Task objective =
The expected output is every entry that follows, reproduced exactly.

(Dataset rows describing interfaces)
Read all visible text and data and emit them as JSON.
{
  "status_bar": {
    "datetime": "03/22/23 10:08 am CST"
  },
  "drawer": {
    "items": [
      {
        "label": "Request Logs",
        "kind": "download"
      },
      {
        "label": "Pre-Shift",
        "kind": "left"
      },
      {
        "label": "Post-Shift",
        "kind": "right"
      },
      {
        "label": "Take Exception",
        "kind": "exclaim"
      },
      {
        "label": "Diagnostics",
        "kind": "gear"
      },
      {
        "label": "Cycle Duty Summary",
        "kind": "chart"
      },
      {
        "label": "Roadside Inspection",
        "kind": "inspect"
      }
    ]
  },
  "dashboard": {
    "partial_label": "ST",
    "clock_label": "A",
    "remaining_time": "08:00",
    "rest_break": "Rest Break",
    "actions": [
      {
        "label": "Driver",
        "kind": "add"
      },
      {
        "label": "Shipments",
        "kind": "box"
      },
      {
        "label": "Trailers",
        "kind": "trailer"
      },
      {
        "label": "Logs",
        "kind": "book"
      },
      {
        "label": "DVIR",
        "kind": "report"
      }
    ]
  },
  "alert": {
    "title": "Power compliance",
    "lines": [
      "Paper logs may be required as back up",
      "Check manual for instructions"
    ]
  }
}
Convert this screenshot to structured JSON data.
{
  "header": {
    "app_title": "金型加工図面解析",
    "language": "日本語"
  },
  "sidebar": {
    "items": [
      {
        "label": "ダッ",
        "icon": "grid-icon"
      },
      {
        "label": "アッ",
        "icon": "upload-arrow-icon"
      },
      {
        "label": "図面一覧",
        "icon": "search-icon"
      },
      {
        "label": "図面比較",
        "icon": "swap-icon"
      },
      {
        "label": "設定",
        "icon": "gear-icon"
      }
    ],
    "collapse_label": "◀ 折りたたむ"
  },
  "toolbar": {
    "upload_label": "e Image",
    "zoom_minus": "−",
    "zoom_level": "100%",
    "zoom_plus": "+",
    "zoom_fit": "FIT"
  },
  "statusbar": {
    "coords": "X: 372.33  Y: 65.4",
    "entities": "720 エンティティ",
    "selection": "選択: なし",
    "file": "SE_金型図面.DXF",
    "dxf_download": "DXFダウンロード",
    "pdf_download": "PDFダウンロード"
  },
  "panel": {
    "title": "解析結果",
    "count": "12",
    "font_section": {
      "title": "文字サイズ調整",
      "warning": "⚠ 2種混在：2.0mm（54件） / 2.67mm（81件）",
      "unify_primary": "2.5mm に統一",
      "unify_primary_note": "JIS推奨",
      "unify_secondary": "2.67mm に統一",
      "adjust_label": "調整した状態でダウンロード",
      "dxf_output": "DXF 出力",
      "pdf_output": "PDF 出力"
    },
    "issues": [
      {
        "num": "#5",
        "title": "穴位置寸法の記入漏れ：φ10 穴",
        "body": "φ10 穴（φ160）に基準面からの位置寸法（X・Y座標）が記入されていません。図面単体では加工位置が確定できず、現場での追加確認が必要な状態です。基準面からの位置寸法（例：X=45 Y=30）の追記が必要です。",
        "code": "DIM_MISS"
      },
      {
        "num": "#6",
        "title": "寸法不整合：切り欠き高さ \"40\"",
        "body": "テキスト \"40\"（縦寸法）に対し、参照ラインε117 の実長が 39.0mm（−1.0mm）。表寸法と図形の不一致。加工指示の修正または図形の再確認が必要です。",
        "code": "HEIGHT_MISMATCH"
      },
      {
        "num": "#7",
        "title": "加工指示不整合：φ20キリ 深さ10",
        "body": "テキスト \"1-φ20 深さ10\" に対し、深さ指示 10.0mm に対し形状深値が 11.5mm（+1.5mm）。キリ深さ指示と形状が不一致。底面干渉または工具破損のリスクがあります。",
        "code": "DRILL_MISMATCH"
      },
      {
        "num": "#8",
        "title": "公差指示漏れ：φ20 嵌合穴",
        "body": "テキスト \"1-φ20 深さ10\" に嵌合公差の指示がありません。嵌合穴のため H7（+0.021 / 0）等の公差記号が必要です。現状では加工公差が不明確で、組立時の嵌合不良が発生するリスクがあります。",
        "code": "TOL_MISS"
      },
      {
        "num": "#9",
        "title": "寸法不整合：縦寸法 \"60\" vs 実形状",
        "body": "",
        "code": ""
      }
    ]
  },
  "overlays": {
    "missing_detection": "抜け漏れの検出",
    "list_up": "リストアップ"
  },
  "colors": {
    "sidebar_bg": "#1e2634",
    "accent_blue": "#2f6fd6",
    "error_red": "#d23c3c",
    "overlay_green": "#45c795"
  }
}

Response to this exercise =
Read all visible text and data and emit them as JSON.
{
  "status_bar": {
    "datetime": "03/22/23 10:08 am CST"
  },
  "drawer": {
    "items": [
      {
        "label": "Request Logs",
        "kind": "download"
      },
      {
        "label": "Pre-Shift",
        "kind": "left"
      },
      {
        "label": "Post-Shift",
        "kind": "right"
      },
      {
        "label": "Take Exception",
        "kind": "exclaim"
      },
      {
        "label": "Diagnostics",
        "kind": "gear"
      },
      {
        "label": "Cycle Duty Summary",
        "kind": "chart"
      },
      {
        "label": "Roadside Inspection",
        "kind": "inspect"
      }
    ]
  },
  "dashboard": {
    "partial_label": "ST",
    "clock_label": "A",
    "remaining_time": "08:00",
    "rest_break": "Rest Break",
    "actions": [
      {
        "label": "Driver",
        "kind": "add"
      },
      {
        "label": "Shipments",
        "kind": "box"
      },
      {
        "label": "Trailers",
        "kind": "trailer"
      },
      {
        "label": "Logs",
        "kind": "book"
      },
      {
        "label": "DVIR",
        "kind": "report"
      }
    ]
  },
  "alert": {
    "title": "Power compliance",
    "lines": [
      "Paper logs may be required as back up",
      "Check manual for instructions"
    ]
  }
}
Convert this screenshot to structured JSON data.
{
  "header": {
    "app_title": "金型加工図面解析",
    "language": "日本語"
  },
  "sidebar": {
    "items": [
      {
        "label": "ダッ",
        "icon": "grid-icon"
      },
      {
        "label": "アッ",
        "icon": "upload-arrow-icon"
      },
      {
        "label": "図面一覧",
        "icon": "search-icon"
      },
      {
        "label": "図面比較",
        "icon": "swap-icon"
      },
      {
        "label": "設定",
        "icon": "gear-icon"
      }
    ],
    "collapse_label": "◀ 折りたたむ"
  },
  "toolbar": {
    "upload_label": "e Image",
    "zoom_minus": "−",
    "zoom_level": "100%",
    "zoom_plus": "+",
    "zoom_fit": "FIT"
  },
  "statusbar": {
    "coords": "X: 372.33  Y: 65.4",
    "entities": "720 エンティティ",
    "selection": "選択: なし",
    "file": "SE_金型図面.DXF",
    "dxf_download": "DXFダウンロード",
    "pdf_download": "PDFダウンロード"
  },
  "panel": {
    "title": "解析結果",
    "count": "12",
    "font_section": {
      "title": "文字サイズ調整",
      "warning": "⚠ 2種混在：2.0mm（54件） / 2.67mm（81件）",
      "unify_primary": "2.5mm に統一",
      "unify_primary_note": "JIS推奨",
      "unify_secondary": "2.67mm に統一",
      "adjust_label": "調整した状態でダウンロード",
      "dxf_output": "DXF 出力",
      "pdf_output": "PDF 出力"
    },
    "issues": [
      {
        "num": "#5",
        "title": "穴位置寸法の記入漏れ：φ10 穴",
        "body": "φ10 穴（φ160）に基準面からの位置寸法（X・Y座標）が記入されていません。図面単体では加工位置が確定できず、現場での追加確認が必要な状態です。基準面からの位置寸法（例：X=45 Y=30）の追記が必要です。",
        "code": "DIM_MISS"
      },
      {
        "num": "#6",
        "title": "寸法不整合：切り欠き高さ \"40\"",
        "body": "テキスト \"40\"（縦寸法）に対し、参照ラインε117 の実長が 39.0mm（−1.0mm）。表寸法と図形の不一致。加工指示の修正または図形の再確認が必要です。",
        "code": "HEIGHT_MISMATCH"
      },
      {
        "num": "#7",
        "title": "加工指示不整合：φ20キリ 深さ10",
        "body": "テキスト \"1-φ20 深さ10\" に対し、深さ指示 10.0mm に対し形状深値が 11.5mm（+1.5mm）。キリ深さ指示と形状が不一致。底面干渉または工具破損のリスクがあります。",
        "code": "DRILL_MISMATCH"
      },
      {
        "num": "#8",
        "title": "公差指示漏れ：φ20 嵌合穴",
        "body": "テキスト \"1-φ20 深さ10\" に嵌合公差の指示がありません。嵌合穴のため H7（+0.021 / 0）等の公差記号が必要です。現状では加工公差が不明確で、組立時の嵌合不良が発生するリスクがあります。",
        "code": "TOL_MISS"
      },
      {
        "num": "#9",
        "title": "寸法不整合：縦寸法 \"60\" vs 実形状",
        "body": "",
        "code": ""
      }
    ]
  },
  "overlays": {
    "missing_detection": "抜け漏れの検出",
    "list_up": "リストアップ"
  },
  "colors": {
    "sidebar_bg": "#1e2634",
    "accent_blue": "#2f6fd6",
    "error_red": "#d23c3c",
    "overlay_green": "#45c795"
  }
}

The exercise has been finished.